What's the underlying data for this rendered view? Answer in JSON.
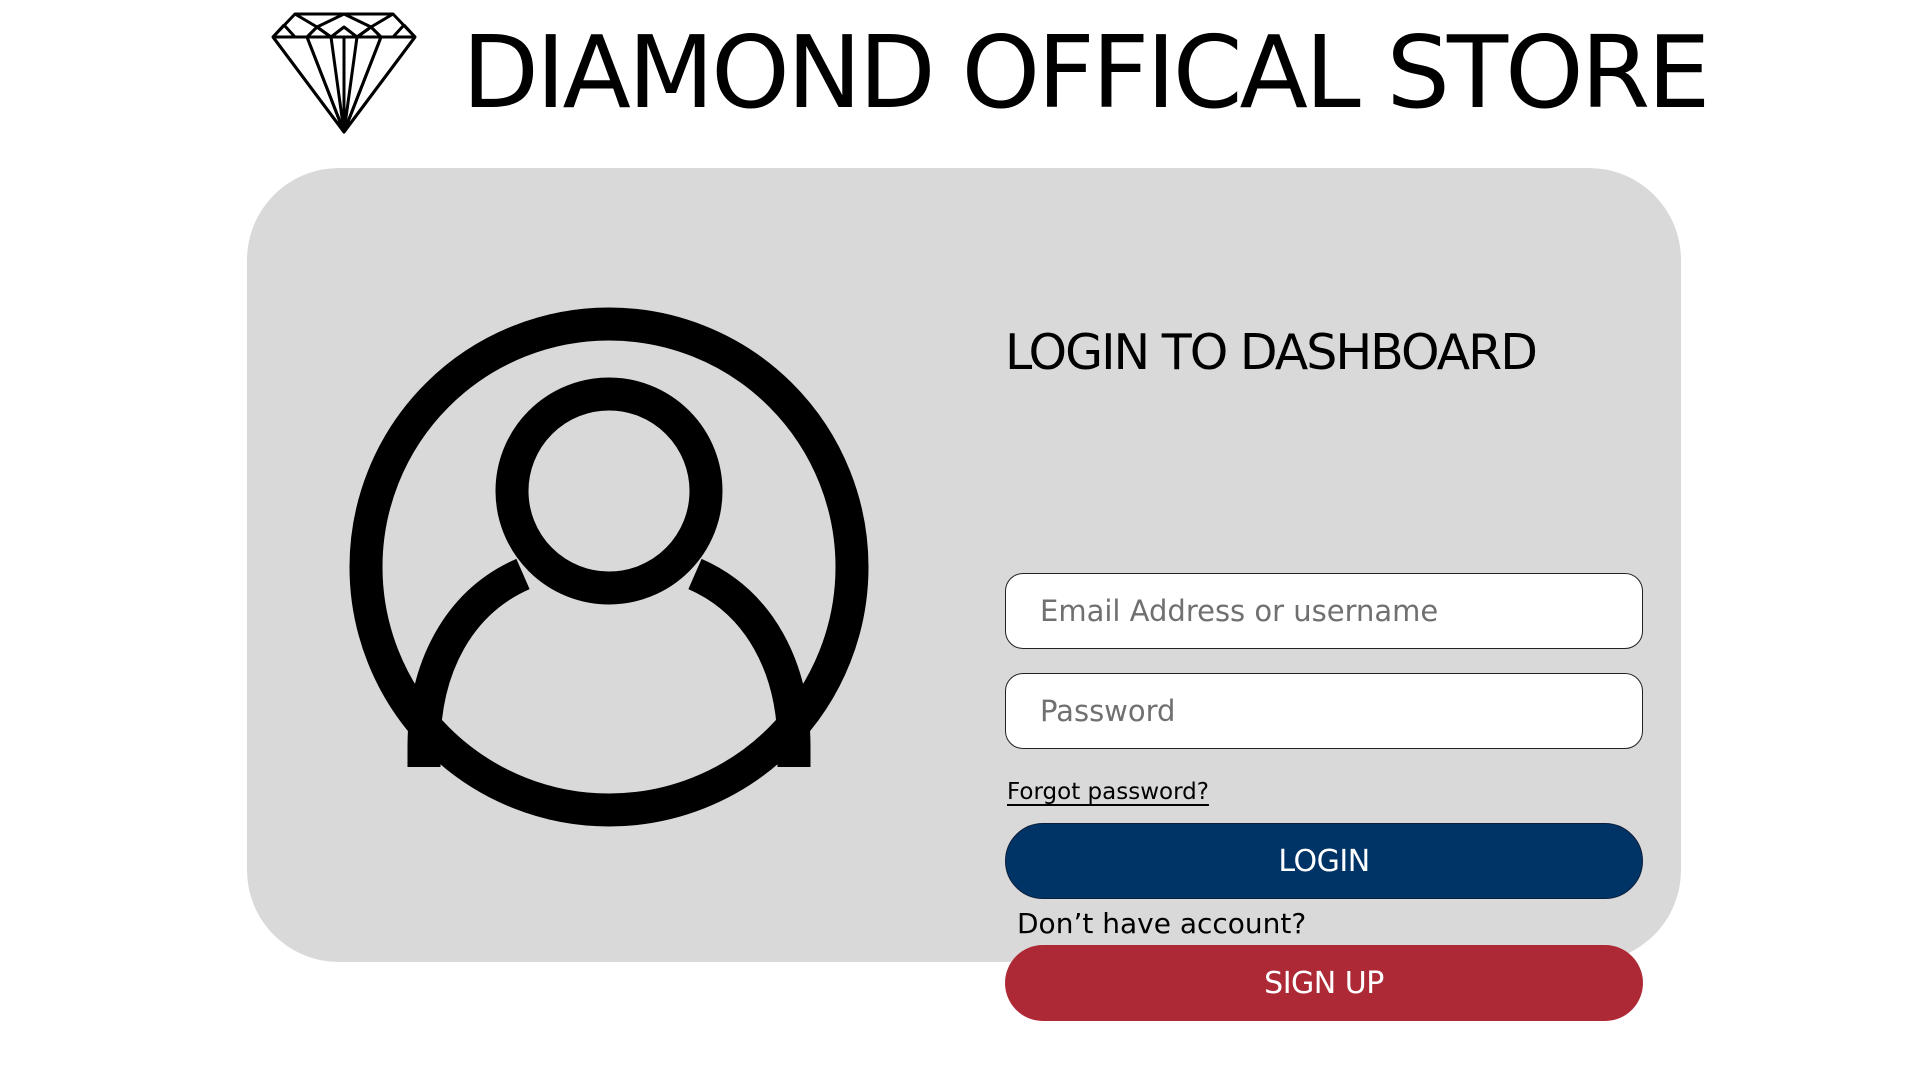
{
  "header": {
    "logo_icon": "diamond-icon",
    "title": "DIAMOND OFFICAL STORE"
  },
  "login_card": {
    "avatar_icon": "user-circle-icon",
    "title": "LOGIN TO DASHBOARD",
    "email_field": {
      "placeholder": "Email Address or username",
      "value": ""
    },
    "password_field": {
      "placeholder": "Password",
      "value": ""
    },
    "forgot_password_label": "Forgot password?",
    "login_button_label": "LOGIN",
    "no_account_text": "Don’t have account?",
    "signup_button_label": "SIGN UP"
  },
  "colors": {
    "card_background": "#d9d9d9",
    "login_button": "#003366",
    "signup_button": "#ad2935"
  }
}
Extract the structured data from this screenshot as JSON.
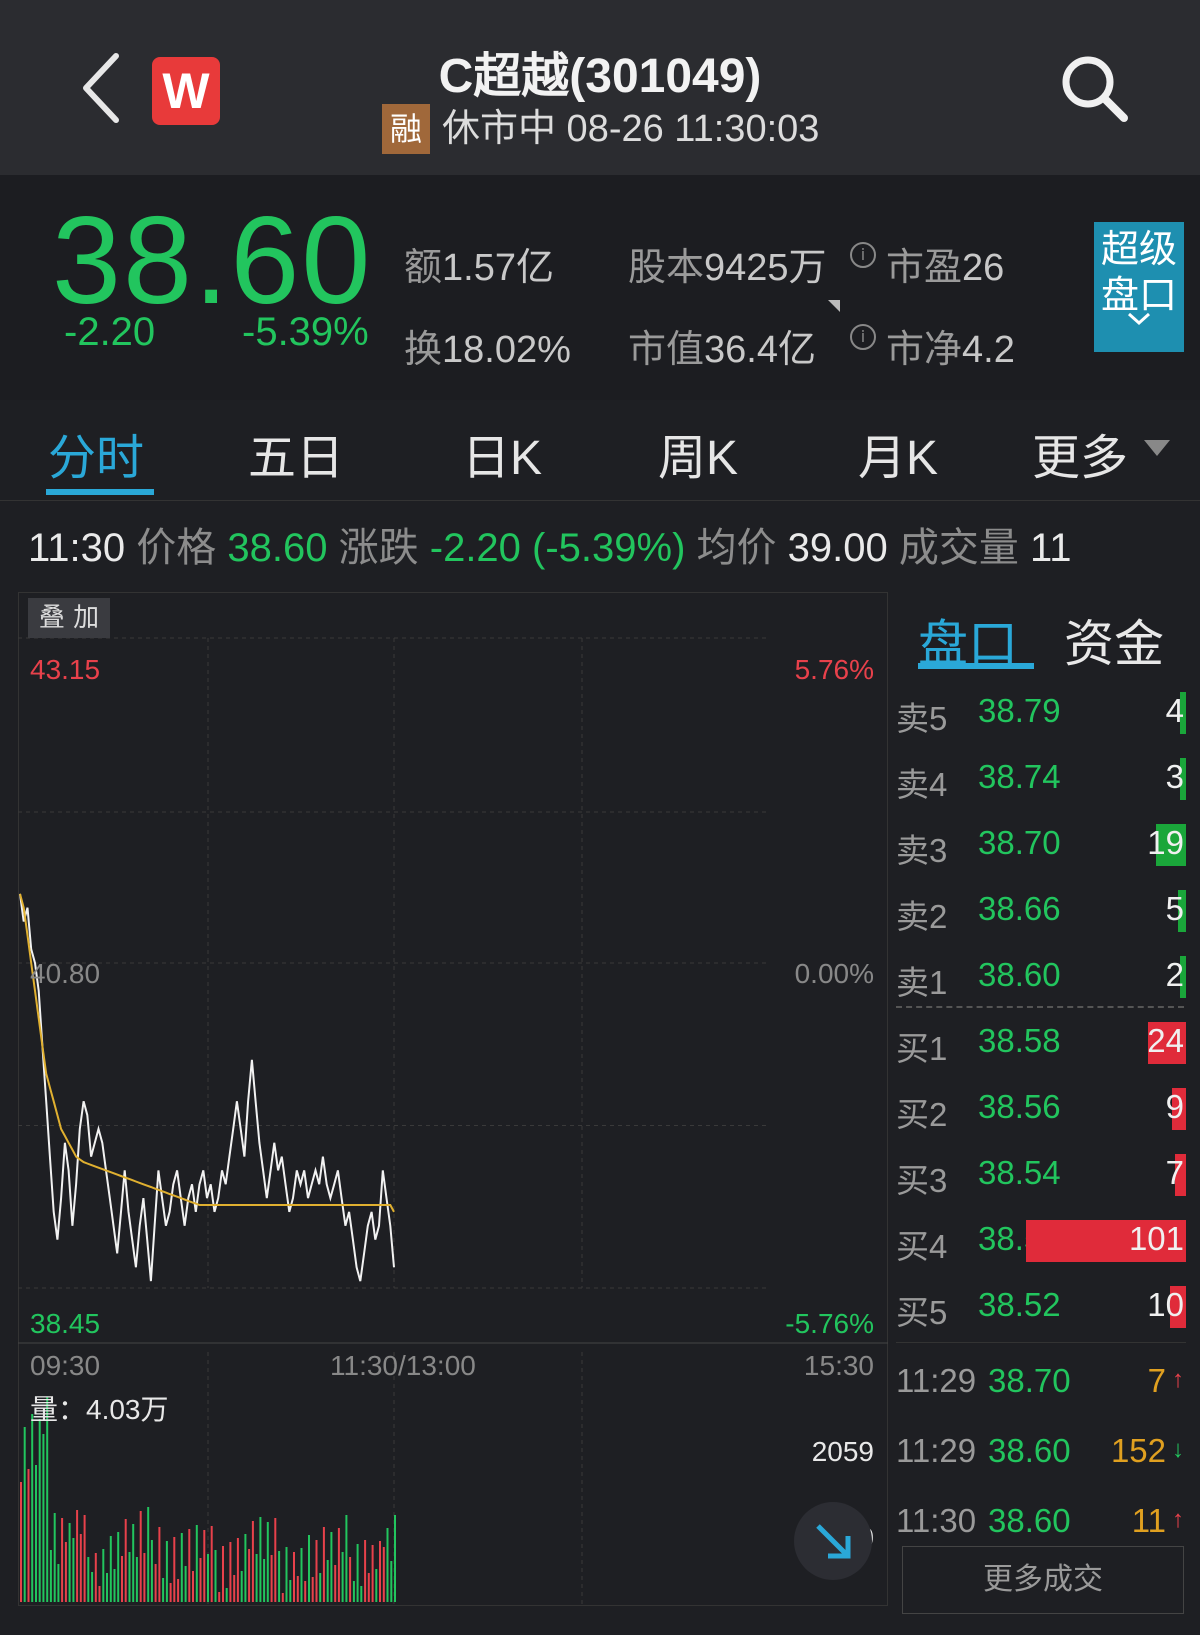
{
  "header": {
    "title": "C超越(301049)",
    "logo_letter": "W",
    "margin_badge": "融",
    "status_time": "休市中 08-26 11:30:03"
  },
  "quote": {
    "price": "38.60",
    "change": "-2.20",
    "change_pct": "-5.39%",
    "amount_label": "额",
    "amount": "1.57亿",
    "turnover_label": "换",
    "turnover": "18.02%",
    "share_cap_label": "股本",
    "share_cap": "9425万",
    "mkt_value_label": "市值",
    "mkt_value": "36.4亿",
    "pe_label": "市盈",
    "pe": "26",
    "pb_label": "市净",
    "pb": "4.2",
    "super_btn_line1": "超级",
    "super_btn_line2": "盘口"
  },
  "tabs": [
    "分时",
    "五日",
    "日K",
    "周K",
    "月K",
    "更多"
  ],
  "inforow": {
    "time": "11:30",
    "price_label": "价格",
    "price": "38.60",
    "chg_label": "涨跌",
    "chg": "-2.20 (-5.39%)",
    "avg_label": "均价",
    "avg": "39.00",
    "vol_label": "成交量",
    "vol": "11"
  },
  "chart": {
    "overlay_btn": "叠 加",
    "y_top": "43.15",
    "y_mid": "40.80",
    "y_bot": "38.45",
    "p_top": "5.76%",
    "p_mid": "0.00%",
    "p_bot": "-5.76%",
    "x_start": "09:30",
    "x_mid": "11:30/13:00",
    "x_end": "15:30",
    "vol_label": "量：4.03万",
    "vol_max": "2059",
    "vol_mid": "1030"
  },
  "chart_data": {
    "type": "line",
    "y_range": [
      38.45,
      43.15
    ],
    "pre_close": 40.8,
    "price_series": [
      41.3,
      41.1,
      41.2,
      40.9,
      40.8,
      40.6,
      40.2,
      39.8,
      39.4,
      39.0,
      38.8,
      39.1,
      39.5,
      39.3,
      38.9,
      39.2,
      39.6,
      39.8,
      39.7,
      39.4,
      39.5,
      39.6,
      39.5,
      39.3,
      39.1,
      38.9,
      38.7,
      39.0,
      39.3,
      39.0,
      38.8,
      38.6,
      38.9,
      39.1,
      38.8,
      38.5,
      38.9,
      39.3,
      39.1,
      38.9,
      39.0,
      39.2,
      39.3,
      39.1,
      38.9,
      39.1,
      39.2,
      39.0,
      39.2,
      39.3,
      39.1,
      39.2,
      39.0,
      39.1,
      39.3,
      39.2,
      39.4,
      39.6,
      39.8,
      39.6,
      39.4,
      39.8,
      40.1,
      39.8,
      39.5,
      39.3,
      39.1,
      39.3,
      39.5,
      39.3,
      39.4,
      39.2,
      39.0,
      39.1,
      39.3,
      39.2,
      39.3,
      39.1,
      39.2,
      39.3,
      39.2,
      39.4,
      39.2,
      39.1,
      39.2,
      39.3,
      39.1,
      38.9,
      39.0,
      38.8,
      38.6,
      38.5,
      38.7,
      38.9,
      39.0,
      38.8,
      38.9,
      39.3,
      39.1,
      38.9,
      38.6
    ],
    "avg_series": [
      41.3,
      41.2,
      41.0,
      40.8,
      40.6,
      40.4,
      40.2,
      40.0,
      39.9,
      39.8,
      39.7,
      39.6,
      39.55,
      39.5,
      39.45,
      39.4,
      39.38,
      39.36,
      39.35,
      39.34,
      39.33,
      39.32,
      39.31,
      39.3,
      39.29,
      39.28,
      39.27,
      39.26,
      39.25,
      39.24,
      39.23,
      39.22,
      39.21,
      39.2,
      39.19,
      39.18,
      39.17,
      39.16,
      39.15,
      39.14,
      39.13,
      39.12,
      39.11,
      39.1,
      39.09,
      39.08,
      39.07,
      39.06,
      39.05,
      39.05,
      39.05,
      39.05,
      39.05,
      39.05,
      39.05,
      39.05,
      39.05,
      39.05,
      39.05,
      39.05,
      39.05,
      39.05,
      39.05,
      39.05,
      39.05,
      39.05,
      39.05,
      39.05,
      39.05,
      39.05,
      39.05,
      39.05,
      39.05,
      39.05,
      39.05,
      39.05,
      39.05,
      39.05,
      39.05,
      39.05,
      39.05,
      39.05,
      39.05,
      39.05,
      39.05,
      39.05,
      39.05,
      39.05,
      39.05,
      39.05,
      39.05,
      39.05,
      39.05,
      39.05,
      39.05,
      39.05,
      39.05,
      39.05,
      39.05,
      39.05,
      39.0
    ],
    "volume_max": 2059
  },
  "orderbook": {
    "tabs": [
      "盘口",
      "资金"
    ],
    "asks": [
      {
        "label": "卖5",
        "price": "38.79",
        "vol": "4"
      },
      {
        "label": "卖4",
        "price": "38.74",
        "vol": "3"
      },
      {
        "label": "卖3",
        "price": "38.70",
        "vol": "19"
      },
      {
        "label": "卖2",
        "price": "38.66",
        "vol": "5"
      },
      {
        "label": "卖1",
        "price": "38.60",
        "vol": "2"
      }
    ],
    "bids": [
      {
        "label": "买1",
        "price": "38.58",
        "vol": "24"
      },
      {
        "label": "买2",
        "price": "38.56",
        "vol": "9"
      },
      {
        "label": "买3",
        "price": "38.54",
        "vol": "7"
      },
      {
        "label": "买4",
        "price": "38.53",
        "vol": "101"
      },
      {
        "label": "买5",
        "price": "38.52",
        "vol": "10"
      }
    ],
    "trades": [
      {
        "time": "11:29",
        "price": "38.70",
        "vol": "7",
        "dir": "↑"
      },
      {
        "time": "11:29",
        "price": "38.60",
        "vol": "152",
        "dir": "↓"
      },
      {
        "time": "11:30",
        "price": "38.60",
        "vol": "11",
        "dir": "↑"
      }
    ],
    "more_btn": "更多成交"
  },
  "colors": {
    "up": "#e8414b",
    "down": "#22c55e",
    "accent": "#2aa8d8"
  }
}
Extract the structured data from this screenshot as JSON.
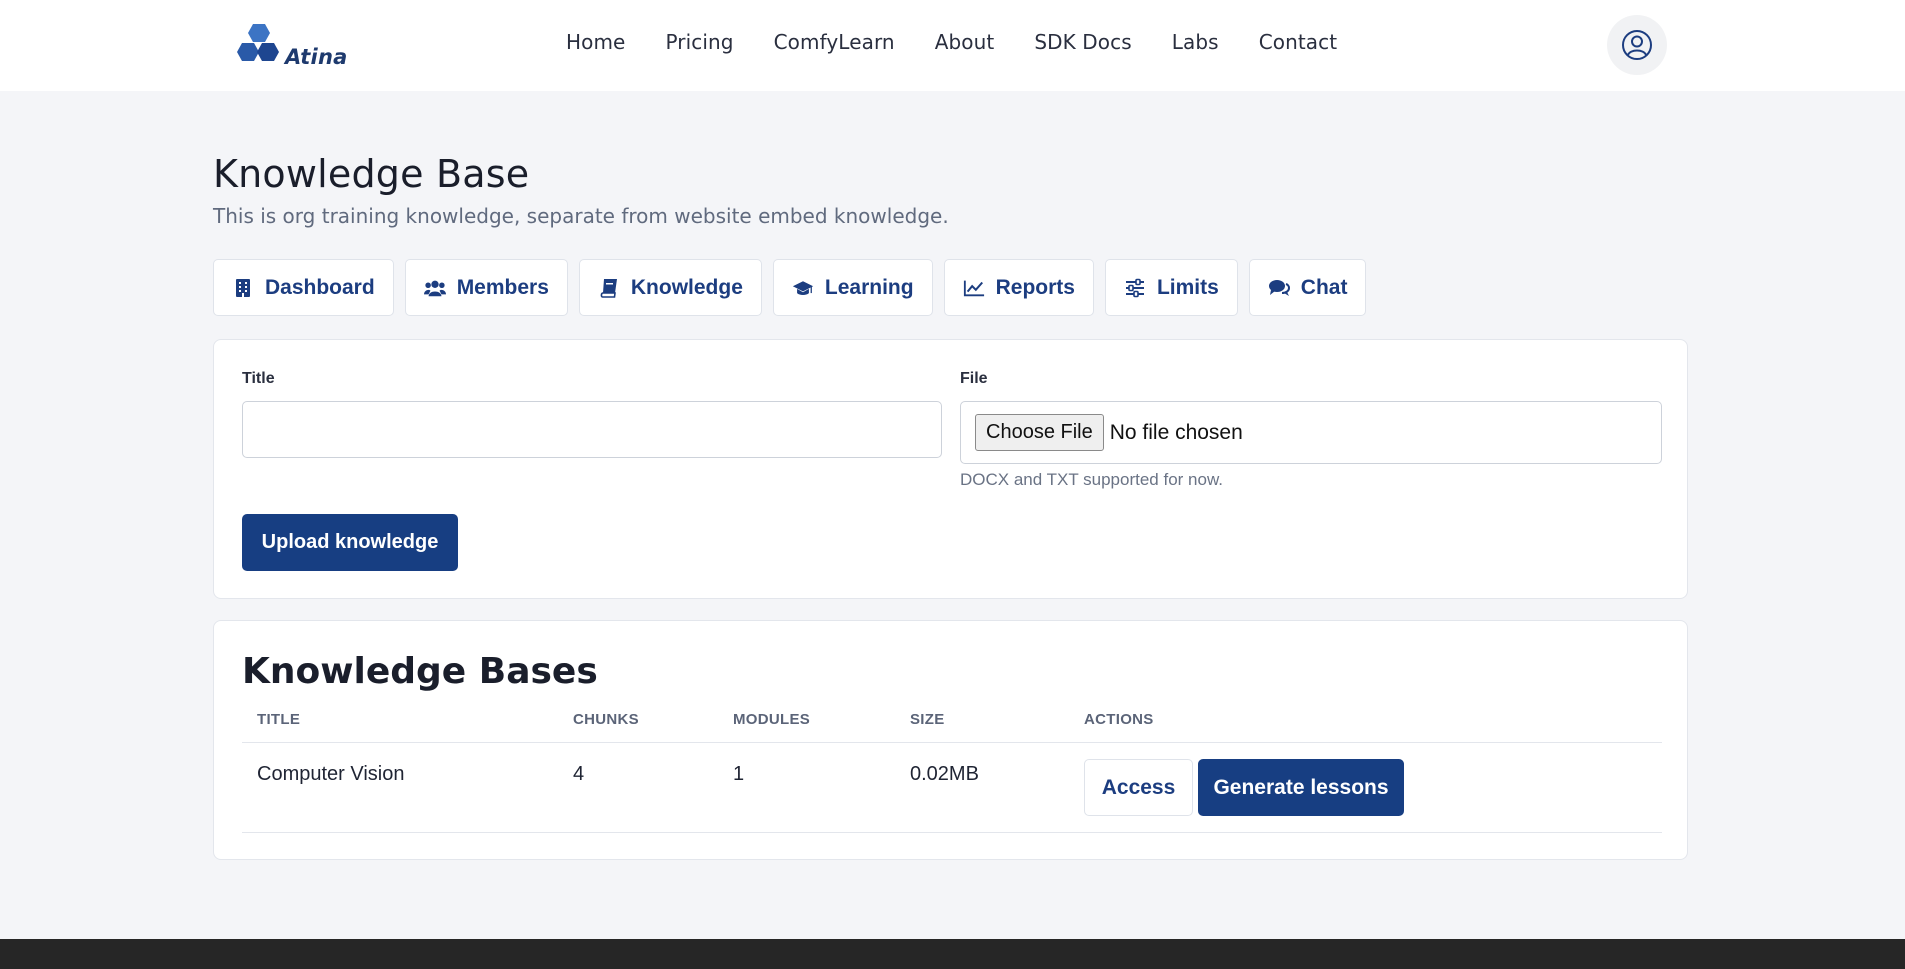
{
  "header": {
    "logo_text": "Atina",
    "nav": [
      "Home",
      "Pricing",
      "ComfyLearn",
      "About",
      "SDK Docs",
      "Labs",
      "Contact"
    ]
  },
  "page": {
    "title": "Knowledge Base",
    "subtitle": "This is org training knowledge, separate from website embed knowledge."
  },
  "tabs": [
    {
      "label": "Dashboard",
      "icon": "building-icon"
    },
    {
      "label": "Members",
      "icon": "users-icon"
    },
    {
      "label": "Knowledge",
      "icon": "book-icon"
    },
    {
      "label": "Learning",
      "icon": "graduation-cap-icon"
    },
    {
      "label": "Reports",
      "icon": "line-chart-icon"
    },
    {
      "label": "Limits",
      "icon": "sliders-icon"
    },
    {
      "label": "Chat",
      "icon": "comments-icon"
    }
  ],
  "upload_form": {
    "title_label": "Title",
    "title_value": "",
    "file_label": "File",
    "choose_file_label": "Choose File",
    "no_file_text": "No file chosen",
    "help_text": "DOCX and TXT supported for now.",
    "submit_label": "Upload knowledge"
  },
  "knowledge_bases": {
    "title": "Knowledge Bases",
    "columns": [
      "TITLE",
      "CHUNKS",
      "MODULES",
      "SIZE",
      "ACTIONS"
    ],
    "rows": [
      {
        "title": "Computer Vision",
        "chunks": "4",
        "modules": "1",
        "size": "0.02MB",
        "access_label": "Access",
        "generate_label": "Generate lessons"
      }
    ]
  },
  "colors": {
    "primary": "#173e82",
    "tab_text": "#1c3d80",
    "background": "#f4f5f8",
    "footer": "#262626"
  }
}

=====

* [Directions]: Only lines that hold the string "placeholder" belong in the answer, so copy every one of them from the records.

* [Result of this exercise]:
      "placeholder": "Email Address or username",
      "placeholder": "Password",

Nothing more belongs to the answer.